If there’s ever a good reason to overcome your fears, it’s while raising awareness and funds for a worthy cause. That’s what the Children's Cancer Institute's CEO Dare to Cure Challenge is all about.

This year alone, more than 950 Australian parents will hear the words “your child has cancer”. The devastating disease kills more children in Australia than any other, and the Children's Cancer Institute is the only medical research organisation in the country that’s wholly dedicated to fighting childhood cancer.

That’s why it’s daring Australia’s business leaders to step up and tackle their phobias in a bid to spread the word and raise much-needed funds for sick children.

The dare line-up for 2018 is better than ever.

Brave the freeze in an athlete’s ice bath, walk on fire and glass, take a bath with wriggling snakes, test your tolerance in the chilli eating challenge, or show your commitment with a new tattoo or shaved head live in public.

Brave the freeze in an athlete’s ice bath, walk on fire and glass, take a bath with wriggling snakes, test your tolerance in the chilli eating challenge, or show your commitment with a new tattoo or shaved head live in public.

The CEO Dare to Cure Challenge will see top CEOs, Managing Directors and other business leaders complete their dares at a one-day special event, to be held on 7 September at Sydney’s Royal Botanic Gardens.

The Institute is working towards a total fundraising goal A$400,000.

No donation is too big or too small. Just A$2,600 is enough to fund the development of life-saving minimal residual disease tests to detect one child’s risk of relapse from leukaemia.

We sat down with Daniel Di Loreto, Managing Director of The CEO Magazine, to find out why he’s decided to step outside of his comfort zone to support this important cause.

Why did you get involved with the CEO Dare to Cure Challenge?

As a father of two, I know what it's like to be a parent and the thought of being told your kids are sick, especially with a disease like cancer or leukaemia, is something that every parent dreads.

Daniel Di Loreto, Managing Director of The CEO Magazine
Daniel Di Loreto, Managing Director of The CEO Magazine and his children.

It really hits home for me because a close friend of mine lost his little boy to leukaemia at the age of three. He was diagnosed at just six months old, so he spent the good part of his short life being treated in hospital.

I've seen first-hand what leukaemia can do to children and the impact it has on their family and the greater community, so I always try to get involved when there’s something I can do to help fight children’s cancer.

Which dare or dares have you chosen to complete?

I was going for the shave – but, obviously, there’s not a lot of hair going on up there. And I’m petrified of snakes, so I had to pass on the snakes in the bathtub dare.

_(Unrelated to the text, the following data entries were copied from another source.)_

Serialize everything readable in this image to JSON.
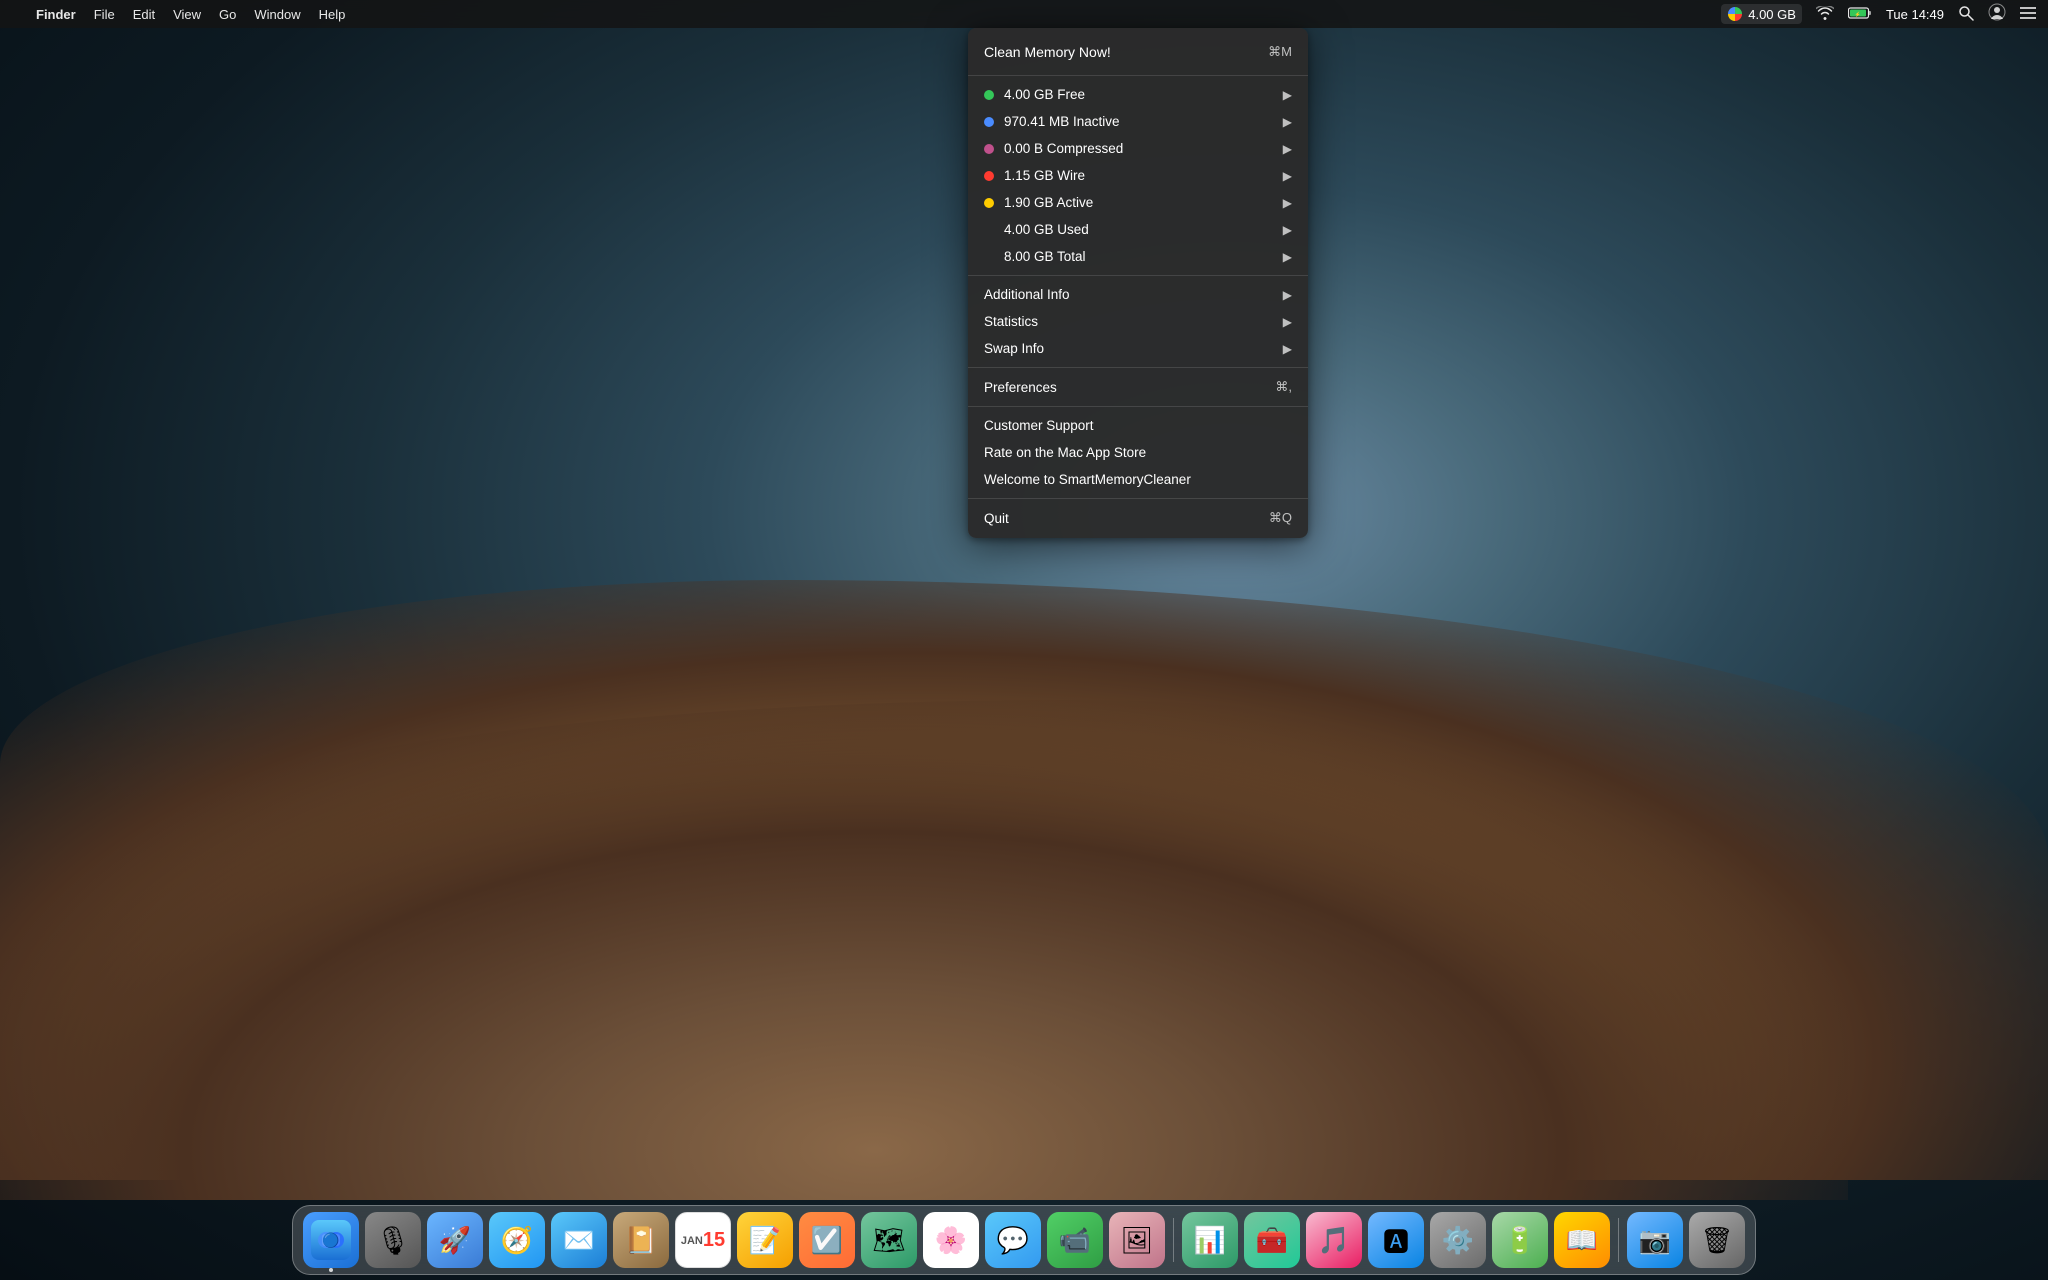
{
  "menubar": {
    "apple": "",
    "items": [
      "Finder",
      "File",
      "Edit",
      "View",
      "Go",
      "Window",
      "Help"
    ],
    "right": {
      "memory_amount": "4.00 GB",
      "wifi_icon": "wifi",
      "battery_icon": "battery",
      "time": "Tue 14:49",
      "search_icon": "search",
      "portrait_icon": "portrait",
      "list_icon": "list"
    }
  },
  "dropdown": {
    "clean_memory": {
      "label": "Clean Memory Now!",
      "shortcut": "⌘M"
    },
    "memory_items": [
      {
        "label": "4.00 GB Free",
        "dot_color": "green",
        "has_arrow": true
      },
      {
        "label": "970.41 MB Inactive",
        "dot_color": "blue",
        "has_arrow": true
      },
      {
        "label": "0.00 B Compressed",
        "dot_color": "pink",
        "has_arrow": true
      },
      {
        "label": "1.15 GB Wire",
        "dot_color": "red",
        "has_arrow": true
      },
      {
        "label": "1.90 GB Active",
        "dot_color": "yellow",
        "has_arrow": true
      },
      {
        "label": "4.00 GB Used",
        "dot_color": "none",
        "has_arrow": true
      },
      {
        "label": "8.00 GB Total",
        "dot_color": "none",
        "has_arrow": true
      }
    ],
    "submenu_items": [
      {
        "label": "Additional Info",
        "has_arrow": true
      },
      {
        "label": "Statistics",
        "has_arrow": true
      },
      {
        "label": "Swap Info",
        "has_arrow": true
      }
    ],
    "preferences": {
      "label": "Preferences",
      "shortcut": "⌘,"
    },
    "support_items": [
      {
        "label": "Customer Support"
      },
      {
        "label": "Rate on the Mac App Store"
      },
      {
        "label": "Welcome to SmartMemoryCleaner"
      }
    ],
    "quit": {
      "label": "Quit",
      "shortcut": "⌘Q"
    }
  },
  "dock": {
    "apps": [
      {
        "name": "Finder",
        "class": "dock-finder",
        "icon": "🔵",
        "has_dot": true
      },
      {
        "name": "Siri",
        "class": "dock-siri",
        "icon": "🎙",
        "has_dot": false
      },
      {
        "name": "Launchpad",
        "class": "dock-launchpad",
        "icon": "🚀",
        "has_dot": false
      },
      {
        "name": "Safari",
        "class": "dock-safari",
        "icon": "🧭",
        "has_dot": false
      },
      {
        "name": "Mail",
        "class": "dock-mail",
        "icon": "✉️",
        "has_dot": false
      },
      {
        "name": "Notefile",
        "class": "dock-notefile",
        "icon": "📔",
        "has_dot": false
      },
      {
        "name": "Calendar",
        "class": "dock-calendar",
        "icon": "📅",
        "has_dot": false
      },
      {
        "name": "Notes",
        "class": "dock-notes",
        "icon": "📝",
        "has_dot": false
      },
      {
        "name": "Reminders",
        "class": "dock-reminders",
        "icon": "☑️",
        "has_dot": false
      },
      {
        "name": "Maps",
        "class": "dock-maps",
        "icon": "🗺",
        "has_dot": false
      },
      {
        "name": "Photos",
        "class": "dock-photos",
        "icon": "🌸",
        "has_dot": false
      },
      {
        "name": "Messages",
        "class": "dock-messages",
        "icon": "💬",
        "has_dot": false
      },
      {
        "name": "Facetime",
        "class": "dock-facetime",
        "icon": "📹",
        "has_dot": false
      },
      {
        "name": "Photos2",
        "class": "dock-photos2",
        "icon": "🖼",
        "has_dot": false
      },
      {
        "name": "Numbers",
        "class": "dock-numbers",
        "icon": "📊",
        "has_dot": false
      },
      {
        "name": "Toolbox",
        "class": "dock-toolbox",
        "icon": "🧰",
        "has_dot": false
      },
      {
        "name": "Music",
        "class": "dock-music",
        "icon": "🎵",
        "has_dot": false
      },
      {
        "name": "AppStore",
        "class": "dock-appstore",
        "icon": "🅰",
        "has_dot": false
      },
      {
        "name": "Preferences",
        "class": "dock-prefs",
        "icon": "⚙️",
        "has_dot": false
      },
      {
        "name": "Battery",
        "class": "dock-battery",
        "icon": "🔋",
        "has_dot": false
      },
      {
        "name": "Lexi",
        "class": "dock-lexi",
        "icon": "📖",
        "has_dot": false
      },
      {
        "name": "Screenshot",
        "class": "dock-screenshot",
        "icon": "📷",
        "has_dot": false
      },
      {
        "name": "Trash",
        "class": "dock-trash",
        "icon": "🗑",
        "has_dot": false
      }
    ]
  }
}
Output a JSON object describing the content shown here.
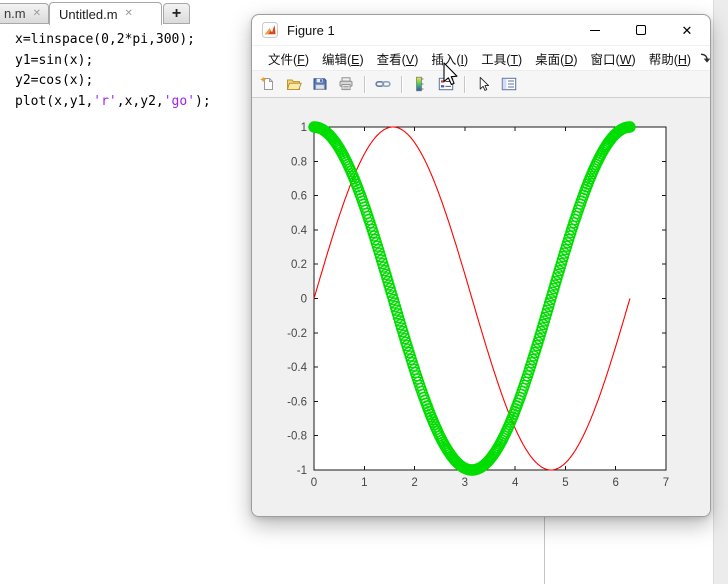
{
  "editor": {
    "tabs": [
      {
        "label": "n.m",
        "active": false,
        "closable": true
      },
      {
        "label": "Untitled.m",
        "active": true,
        "closable": true
      }
    ],
    "new_tab_button": "+",
    "syntax_colors": {
      "code": "#000000",
      "string": "#a020f0"
    },
    "code_lines": [
      [
        {
          "text": "x=linspace(0,2*pi,300);",
          "type": "code"
        }
      ],
      [
        {
          "text": "y1=sin(x);",
          "type": "code"
        }
      ],
      [
        {
          "text": "y2=cos(x);",
          "type": "code"
        }
      ],
      [
        {
          "text": "plot(x,y1,",
          "type": "code"
        },
        {
          "text": "'r'",
          "type": "string"
        },
        {
          "text": ",x,y2,",
          "type": "code"
        },
        {
          "text": "'go'",
          "type": "string"
        },
        {
          "text": ");",
          "type": "code"
        }
      ]
    ]
  },
  "figure_window": {
    "title": "Figure 1",
    "window_controls": [
      "minimize",
      "maximize",
      "close"
    ],
    "menus": [
      {
        "text": "文件",
        "key": "F"
      },
      {
        "text": "编辑",
        "key": "E"
      },
      {
        "text": "查看",
        "key": "V"
      },
      {
        "text": "插入",
        "key": "I"
      },
      {
        "text": "工具",
        "key": "T"
      },
      {
        "text": "桌面",
        "key": "D"
      },
      {
        "text": "窗口",
        "key": "W"
      },
      {
        "text": "帮助",
        "key": "H"
      }
    ],
    "menu_overflow_icon": "collapse-arrow-icon",
    "toolbar_items": [
      {
        "icon": "new-figure-icon"
      },
      {
        "icon": "open-file-icon"
      },
      {
        "icon": "save-figure-icon"
      },
      {
        "icon": "print-figure-icon"
      },
      {
        "separator": true
      },
      {
        "icon": "link-plot-icon"
      },
      {
        "separator": true
      },
      {
        "icon": "insert-colorbar-icon"
      },
      {
        "icon": "insert-legend-icon"
      },
      {
        "separator": true
      },
      {
        "icon": "edit-plot-icon"
      },
      {
        "icon": "plot-tools-icon"
      }
    ]
  },
  "chart_data": {
    "type": "line",
    "title": "",
    "xlabel": "",
    "ylabel": "",
    "x_range": [
      0,
      6.283185307
    ],
    "n_points": 300,
    "xlim": [
      0,
      7
    ],
    "ylim": [
      -1,
      1
    ],
    "xticks": [
      0,
      1,
      2,
      3,
      4,
      5,
      6,
      7
    ],
    "yticks": [
      -1,
      -0.8,
      -0.6,
      -0.4,
      -0.2,
      0,
      0.2,
      0.4,
      0.6,
      0.8,
      1
    ],
    "grid": false,
    "box": true,
    "axes_background": "#ffffff",
    "figure_background": "#f0f0f0",
    "tick_label_color": "#464646",
    "series": [
      {
        "name": "y1=sin(x)",
        "function": "sin",
        "style": "line",
        "color": "#ff0000",
        "line_width": 1.1
      },
      {
        "name": "y2=cos(x)",
        "function": "cos",
        "style": "circles",
        "color": "#00dd00",
        "marker_radius": 5,
        "marker_stroke": 1.4
      }
    ]
  }
}
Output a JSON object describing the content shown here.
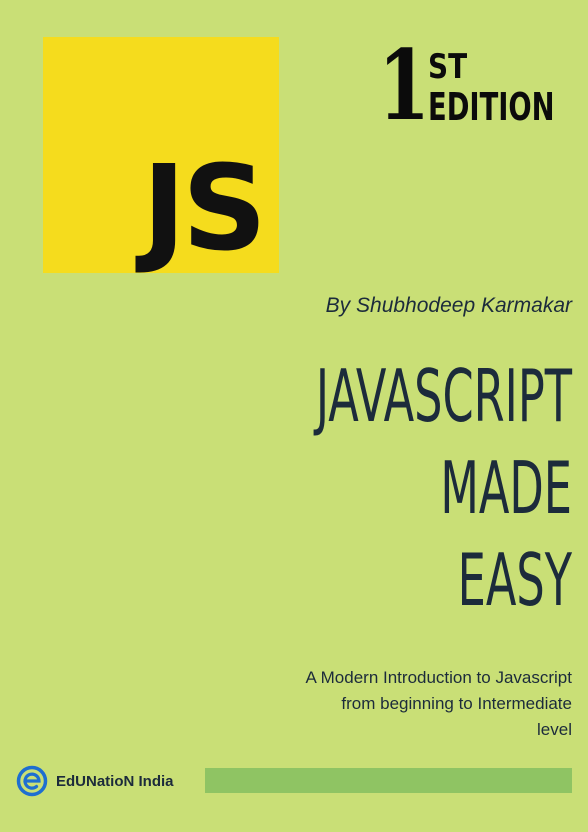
{
  "cover": {
    "logo_text": "JS",
    "edition_number": "1",
    "edition_suffix": "ST",
    "edition_word": "EDITION",
    "author": "By Shubhodeep Karmakar",
    "title_lines": [
      "JAVASCRIPT",
      "MADE",
      "EASY"
    ],
    "subtitle_lines": [
      "A Modern Introduction to Javascript",
      "from beginning to Intermediate",
      "level"
    ],
    "publisher_name": "EdUNatioN India",
    "publisher_icon": "e-logo-icon"
  },
  "colors": {
    "background": "#c9df76",
    "logo_yellow": "#f5dc1d",
    "text_dark": "#1c2b3b",
    "bar_green": "#8fc463",
    "publisher_blue": "#1e6fd0"
  }
}
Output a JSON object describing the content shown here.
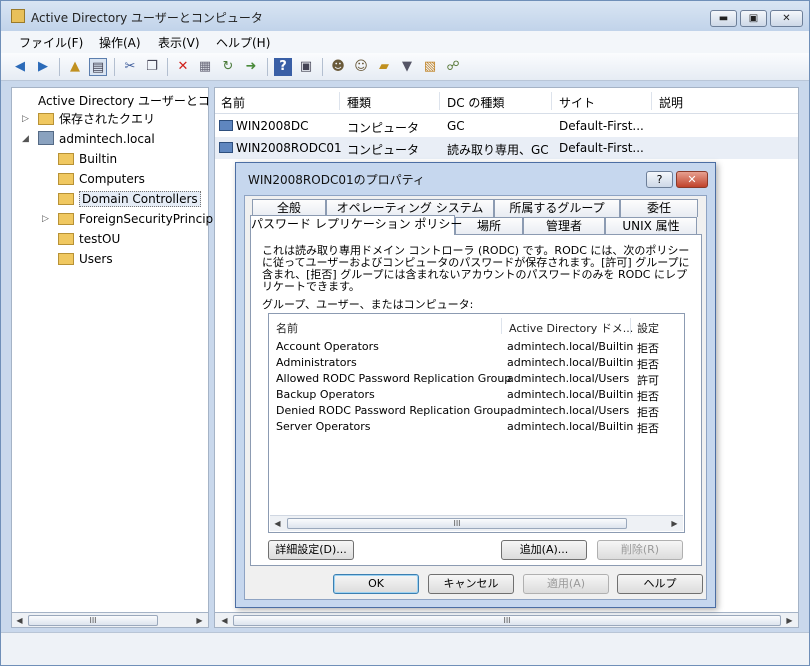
{
  "window": {
    "title": "Active Directory ユーザーとコンピュータ",
    "min_glyph": "▬",
    "max_glyph": "▣",
    "close_glyph": "✕"
  },
  "menu": [
    "ファイル(F)",
    "操作(A)",
    "表示(V)",
    "ヘルプ(H)"
  ],
  "toolbar_icons": [
    "back-icon",
    "forward-icon",
    "up-folder-icon",
    "console-tree-icon",
    "cut-icon",
    "copy-icon",
    "delete-icon",
    "properties-icon",
    "refresh-icon",
    "export-icon",
    "help-icon",
    "view-icon",
    "users-icon",
    "group-icon",
    "ou-icon",
    "filter-icon",
    "find-icon",
    "add-to-group-icon"
  ],
  "tree": {
    "root": "Active Directory ユーザーとコ",
    "items": [
      {
        "label": "保存されたクエリ"
      },
      {
        "label": "admintech.local"
      },
      {
        "label": "Builtin"
      },
      {
        "label": "Computers"
      },
      {
        "label": "Domain Controllers"
      },
      {
        "label": "ForeignSecurityPrincip"
      },
      {
        "label": "testOU"
      },
      {
        "label": "Users"
      }
    ]
  },
  "list": {
    "columns": [
      "名前",
      "種類",
      "DC の種類",
      "サイト",
      "説明"
    ],
    "rows": [
      {
        "name": "WIN2008DC",
        "type": "コンピュータ",
        "dc_type": "GC",
        "site": "Default-First..."
      },
      {
        "name": "WIN2008RODC01",
        "type": "コンピュータ",
        "dc_type": "読み取り専用、GC",
        "site": "Default-First..."
      }
    ]
  },
  "dialog": {
    "title": "WIN2008RODC01のプロパティ",
    "help_glyph": "?",
    "close_glyph": "✕",
    "tabs_row1": [
      "全般",
      "オペレーティング システム",
      "所属するグループ",
      "委任"
    ],
    "tabs_row2": [
      "パスワード レプリケーション ポリシー",
      "場所",
      "管理者",
      "UNIX 属性"
    ],
    "description": "これは読み取り専用ドメイン コントローラ (RODC) です。RODC には、次のポリシーに従ってユーザーおよびコンピュータのパスワードが保存されます。[許可] グループに含まれ、[拒否] グループには含まれないアカウントのパスワードのみを RODC にレプリケートできます。",
    "group_label": "グループ、ユーザー、またはコンピュータ:",
    "columns": [
      "名前",
      "Active Directory ドメ...",
      "設定"
    ],
    "entries": [
      {
        "name": "Account Operators",
        "domain": "admintech.local/Builtin",
        "setting": "拒否"
      },
      {
        "name": "Administrators",
        "domain": "admintech.local/Builtin",
        "setting": "拒否"
      },
      {
        "name": "Allowed RODC Password Replication Group",
        "domain": "admintech.local/Users",
        "setting": "許可"
      },
      {
        "name": "Backup Operators",
        "domain": "admintech.local/Builtin",
        "setting": "拒否"
      },
      {
        "name": "Denied RODC Password Replication Group",
        "domain": "admintech.local/Users",
        "setting": "拒否"
      },
      {
        "name": "Server Operators",
        "domain": "admintech.local/Builtin",
        "setting": "拒否"
      }
    ],
    "advanced_btn": "詳細設定(D)...",
    "add_btn": "追加(A)...",
    "remove_btn": "削除(R)",
    "ok_btn": "OK",
    "cancel_btn": "キャンセル",
    "apply_btn": "適用(A)",
    "help_btn": "ヘルプ",
    "scroll_thumb": "III"
  }
}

Instead, I’ve chosen to get a tattoo and I’m already chipping away at my A$5,000 fundraising target. I have a few ideas already, but I’m thinking of throwing it out to the company to see what ideas they come up with, so it becomes more of a meaningful, collective tattoo.

Fast facts:

Daniel has been assigned to Team Ted
The day after his fourth birthday, Ted was diagnosed with acute lymphoblastic leukaemia (ALL). Following two years of treatment, including numerous rounds of chemotherapy and body altering steroids, Ted is now in remission and doing well. Although ALL is the most common form of childhood cancer and the survival rate is high, children like Ted are still left with life-long side effects that only research will be able to reduce.

Have you thought about daring anyone else – a friend or fellow executive perhaps?

I reached out to John Karagounis, the CEO and Managing Director of The CEO Circle, but unfortunately he has a big breakfast on the same morning of the challenge, for an initiative he's running with the not-for-profit Beyond Blue. Otherwise, he would have loved to get involved and I was keen to stitch him up with the snakes in a bathtub. I have a few other people in mind that I might throw the idea out to, to see if I can get them involved.

Why should other CEOs and executives get involved with the CEO Dare to Cure Challenge?

We were all children once upon a time and many of us were blessed with a healthy upbringing. Children deserve to live their childhood as children should – playing in the park and riding their bikes and playing with friends. It’s not fair that they should have to go through the torment and fear of hospitals and medications. It robs them of their childhood.

For executives, this challenge is a chance to step out of our comfort zones, and for employees, it’s a rare opportunity to get back at their boss for a good cause.

I think that every Australian, whether they're in an executive position or not, should get involved.

Donate to Daniel Di Loreto’s CEO Dare to Cure Challenge campaign.